It is very hard for me to nominate a best for this issue because I think so many of the designs are good. I am tempted to name the Brandon Mably dress above, but that would be an eccentric choice. The thing is that colorwork like this and like the Eunny Jang design in the Winter IK is starting to look fresh to me after years of variegated and novelty yarns. For a more popular choice of best design, I would probably choose #14, the photo above the Mably dress.

Worst designs? That's easy. See the two photos below. I think the chrocheted color-blocked coat is worse than the Twinkle tunic. The Twinkle design might look good on someone, but it's a little silly. I have never been partial to Twinkle.

I guess I knew going in that I liked VK the best of the big three knitting magazines, but this closer look clinches it. It seems so obvious that VK is of a higher quality than the others. Is this a valid conclusion? Do you agree? Disagree? Let me know. Meanwhile, here is my scorecard:

  • Best website - Interweave Knits
  • Best articles - Vogue Knitting
  • Best photography - Knitter's
  • Best Designs - Vogue Knitting
  • Most Patterns - Vogue Knitting (by a lot)


Wool Enough said...

My Vogue addiction began many years ago with their sewing patterns and magazine. IHMO Vogue cannot be beat for design and technique. For some reason I never knew they had a knitting magazine, only learned of it recently. I was gifted with a copy of their Holiday issue and was greatly impressed.

Ruth said...

This review series has been fun! I actually don't much like Vogue and am not going to resubscribe, so it's interesting to me to learn that it's your favorite. I've only ever seen a few designs in VK that I wanted to make, and I am put off by the way their shoots are styled.

Anonymous said...

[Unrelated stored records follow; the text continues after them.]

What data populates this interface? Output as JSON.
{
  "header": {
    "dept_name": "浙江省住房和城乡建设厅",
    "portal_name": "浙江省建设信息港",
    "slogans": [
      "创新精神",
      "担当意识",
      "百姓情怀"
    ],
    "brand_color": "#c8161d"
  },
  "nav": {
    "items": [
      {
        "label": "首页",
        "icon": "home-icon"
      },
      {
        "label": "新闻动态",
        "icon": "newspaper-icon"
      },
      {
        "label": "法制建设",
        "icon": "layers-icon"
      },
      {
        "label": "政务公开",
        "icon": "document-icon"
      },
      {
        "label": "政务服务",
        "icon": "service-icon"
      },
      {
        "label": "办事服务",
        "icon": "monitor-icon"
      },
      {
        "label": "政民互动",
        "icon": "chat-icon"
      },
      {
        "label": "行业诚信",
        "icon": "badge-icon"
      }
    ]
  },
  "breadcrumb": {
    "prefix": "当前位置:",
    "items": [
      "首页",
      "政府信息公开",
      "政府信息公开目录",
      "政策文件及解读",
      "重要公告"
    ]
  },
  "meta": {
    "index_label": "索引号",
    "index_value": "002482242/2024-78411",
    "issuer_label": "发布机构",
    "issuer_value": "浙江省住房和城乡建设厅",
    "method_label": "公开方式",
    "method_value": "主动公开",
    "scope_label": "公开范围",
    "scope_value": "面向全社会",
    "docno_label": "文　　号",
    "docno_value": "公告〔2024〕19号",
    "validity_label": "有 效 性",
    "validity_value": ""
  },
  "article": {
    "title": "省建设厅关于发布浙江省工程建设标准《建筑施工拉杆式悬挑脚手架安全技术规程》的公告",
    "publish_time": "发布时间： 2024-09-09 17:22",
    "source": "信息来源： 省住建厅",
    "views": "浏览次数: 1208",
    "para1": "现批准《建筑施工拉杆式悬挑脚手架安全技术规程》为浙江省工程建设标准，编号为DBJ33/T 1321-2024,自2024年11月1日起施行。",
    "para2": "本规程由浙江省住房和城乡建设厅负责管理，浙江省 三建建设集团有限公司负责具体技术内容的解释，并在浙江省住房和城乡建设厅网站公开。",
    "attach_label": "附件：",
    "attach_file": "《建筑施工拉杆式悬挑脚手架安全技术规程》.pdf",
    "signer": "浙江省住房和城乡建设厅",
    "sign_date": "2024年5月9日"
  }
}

I was surprised you liked VK best. Last year I let my 2 decade+ subscription lapse. With the exception of a few issues, they are all in my attic gathering dust. I will concede the articles are the best and I always enjoyed EZ and Meg.